The subject sentence at issue is: “Lead us not into temptation but deliver us from evil.” The Pope has recently told Italian TV that it nuances that it is God himself that puts us in temptation, whereas it is us who fall into the trap of evil by our free will. Yet, the dissidents argue the pope’s bona fide, ad homine intention on the following grounds: (1) the change of Lord’s Prayer will sever and bifurcate Christian unity; (2) it will obfuscate the original meaning of the Greek version; and (3) it is simply outrageous to change the most sacred, ancient form of universal prayer as taught by Christ himself.

It is understandable that the root of such misunderstood sentence arises out of the old translation from the Greek to Latin Vulgate and then to vernacular language.
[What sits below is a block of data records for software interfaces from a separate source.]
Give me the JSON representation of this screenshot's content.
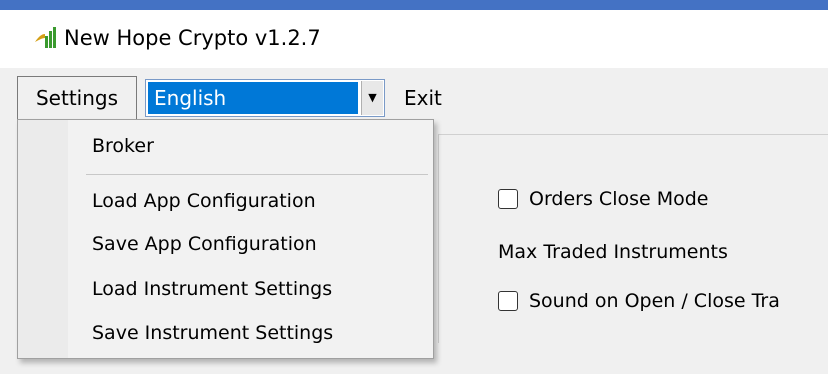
{
  "window": {
    "title": "New Hope Crypto v1.2.7",
    "icon": "app-chart-icon",
    "accent_color": "#4472c4"
  },
  "menubar": {
    "settings_label": "Settings",
    "language_selected": "English",
    "exit_label": "Exit"
  },
  "settings_menu": {
    "items": [
      "Broker",
      "Load App Configuration",
      "Save App Configuration",
      "Load Instrument Settings",
      "Save Instrument Settings"
    ]
  },
  "panel": {
    "orders_close_mode": {
      "label": "Orders Close Mode",
      "checked": false
    },
    "max_traded_label": "Max Traded Instruments",
    "sound_toggle": {
      "label": "Sound on Open / Close Tra",
      "checked": false
    }
  },
  "colors": {
    "selection": "#0078d7",
    "menu_background": "#f2f2f2",
    "client_background": "#f0f0f0"
  }
}
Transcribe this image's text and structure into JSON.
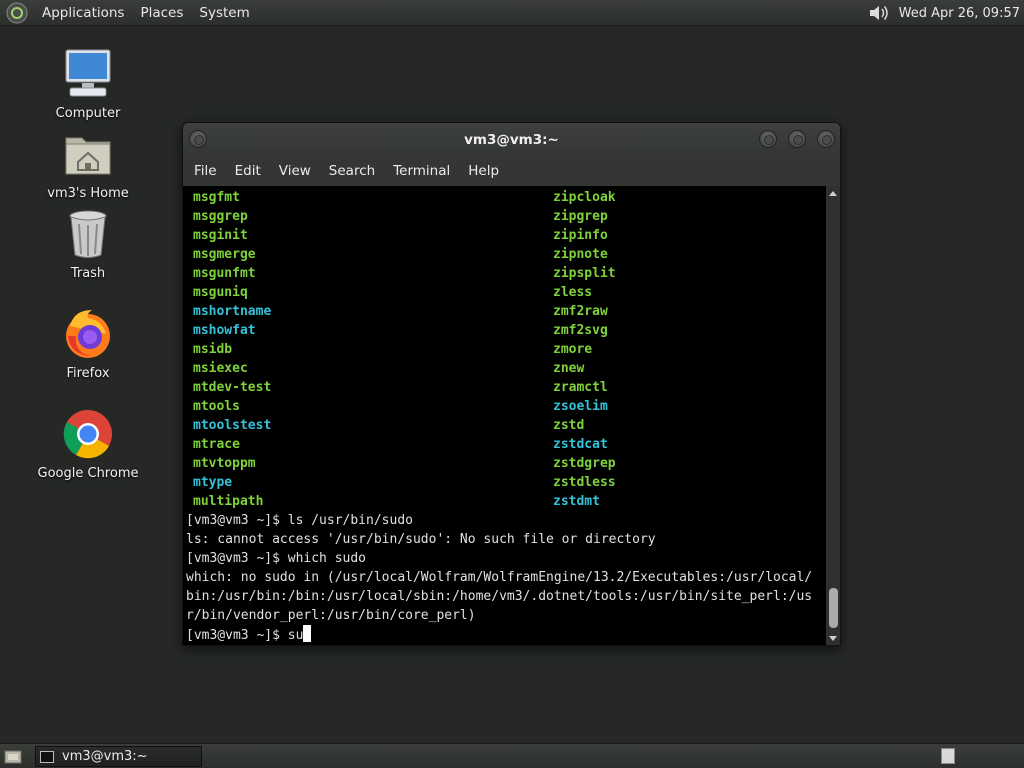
{
  "top_panel": {
    "menus": [
      "Applications",
      "Places",
      "System"
    ],
    "clock": "Wed Apr 26, 09:57"
  },
  "desktop_icons": [
    {
      "label": "Computer",
      "icon": "computer-icon"
    },
    {
      "label": "vm3's Home",
      "icon": "home-folder-icon"
    },
    {
      "label": "Trash",
      "icon": "trash-icon"
    },
    {
      "label": "Firefox",
      "icon": "firefox-icon"
    },
    {
      "label": "Google Chrome",
      "icon": "chrome-icon"
    }
  ],
  "terminal": {
    "title": "vm3@vm3:~",
    "menus": [
      "File",
      "Edit",
      "View",
      "Search",
      "Terminal",
      "Help"
    ],
    "listing": [
      [
        {
          "text": "msgfmt",
          "color": "green"
        },
        {
          "text": "zipcloak",
          "color": "green"
        }
      ],
      [
        {
          "text": "msggrep",
          "color": "green"
        },
        {
          "text": "zipgrep",
          "color": "green"
        }
      ],
      [
        {
          "text": "msginit",
          "color": "green"
        },
        {
          "text": "zipinfo",
          "color": "green"
        }
      ],
      [
        {
          "text": "msgmerge",
          "color": "green"
        },
        {
          "text": "zipnote",
          "color": "green"
        }
      ],
      [
        {
          "text": "msgunfmt",
          "color": "green"
        },
        {
          "text": "zipsplit",
          "color": "green"
        }
      ],
      [
        {
          "text": "msguniq",
          "color": "green"
        },
        {
          "text": "zless",
          "color": "green"
        }
      ],
      [
        {
          "text": "mshortname",
          "color": "cyan"
        },
        {
          "text": "zmf2raw",
          "color": "green"
        }
      ],
      [
        {
          "text": "mshowfat",
          "color": "cyan"
        },
        {
          "text": "zmf2svg",
          "color": "green"
        }
      ],
      [
        {
          "text": "msidb",
          "color": "green"
        },
        {
          "text": "zmore",
          "color": "green"
        }
      ],
      [
        {
          "text": "msiexec",
          "color": "green"
        },
        {
          "text": "znew",
          "color": "green"
        }
      ],
      [
        {
          "text": "mtdev-test",
          "color": "green"
        },
        {
          "text": "zramctl",
          "color": "green"
        }
      ],
      [
        {
          "text": "mtools",
          "color": "green"
        },
        {
          "text": "zsoelim",
          "color": "cyan"
        }
      ],
      [
        {
          "text": "mtoolstest",
          "color": "cyan"
        },
        {
          "text": "zstd",
          "color": "green"
        }
      ],
      [
        {
          "text": "mtrace",
          "color": "green"
        },
        {
          "text": "zstdcat",
          "color": "cyan"
        }
      ],
      [
        {
          "text": "mtvtoppm",
          "color": "green"
        },
        {
          "text": "zstdgrep",
          "color": "green"
        }
      ],
      [
        {
          "text": "mtype",
          "color": "cyan"
        },
        {
          "text": "zstdless",
          "color": "green"
        }
      ],
      [
        {
          "text": "multipath",
          "color": "green"
        },
        {
          "text": "zstdmt",
          "color": "cyan"
        }
      ]
    ],
    "output_lines": [
      "[vm3@vm3 ~]$ ls /usr/bin/sudo",
      "ls: cannot access '/usr/bin/sudo': No such file or directory",
      "[vm3@vm3 ~]$ which sudo",
      "which: no sudo in (/usr/local/Wolfram/WolframEngine/13.2/Executables:/usr/local/",
      "bin:/usr/bin:/bin:/usr/local/sbin:/home/vm3/.dotnet/tools:/usr/bin/site_perl:/us",
      "r/bin/vendor_perl:/usr/bin/core_perl)"
    ],
    "prompt": "[vm3@vm3 ~]$ ",
    "current_input": "su"
  },
  "taskbar": {
    "task_label": "vm3@vm3:~"
  }
}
However, in terms of the original language of the bible, it is hard to pinpoint one because (1) Jesus and this twelve disciples spoke Aramaic; (2) the new testament was mostly written by Hellenistic Jews (Jews speaking Greeks) and Greeks converted into Christianity; and (3) the bible was further translated by scholars into vernacular language, so that it could be rendered naturally comprehensible to the faithful in their own language. In this regard of clarity, the pope wants to make it lucid to chime the bells of the souls.

If the dissidents regard the pope’s noble purpose of making necessary changes to Lord’s Prayer as a subverting act toward the sacred authority of Lord’s Prayer, then they should look back on the history of Church from the First Council of Nicaea to the Council of Trent and to the Second Vatican Council to remind themselves of the intentions of the Church to render herself accessible to the masses throughout the turmoil of epochal waves of changes according to its corresponding zeitgeist. So why not this time? Call me schismatist or heretic. For all what’s worth in all good faith, I side with Pope Francis.

Have my say @ bbc history revealed

I wrote this letter to ediotor of “BBC History Revealed” during my lunchtime today upon reading an article about the Wild West. A prospect of its publication is beyond the pale, outside the boundary of even the slightest hint of flattering hope and vain wish. Yet, I was egged on by to express my opinion on it as a new frontier-woman in California with the literary advice from Henry David Thoreau and Horace Greeley that the West is where we can start anew because of the Pacific Ocean, a terrestrial version of Lethe, the river of forgetfulness.

Dear Editor:

The article about the Wild West in this month’s issue was particularly interesting, since I am a recent immigrant from the East to the West: the restive nature, the swashbuckling gunslingers, the outrageous outlaws and the ruthless vigilantes were all embroidered on the popular Hollywood-generated image of the West that became something of a  factoid to people living outside the West.

Even though the U.S. Census Bureau declared in 1890 that no more western frontiers were left to conquer, I believe that the culture and ambiance of the West remains here in California. As someone who lived many years in New Jersey and the New York City before moving to Camarillo, the most distinctive characteristic of California is its unsullied beauty of nature in replacement of the skyscraper jungle as I see every day on the commuter’s railways.

Surely, there’s no more John Wayne, Clint Eastwood, Gary Cooper, or Paul Newman with Robert Redford walking in the streets. Yet, the spirit of eternal youthfulness is still nuanced by a combination of its beautiful rusticity of nature and a diversity of people interacting with the special aura surrounding the land.  For this reason, the West has not lost its charm with its continuous saga of immigrants in search of better future and the timeless beauty of nature.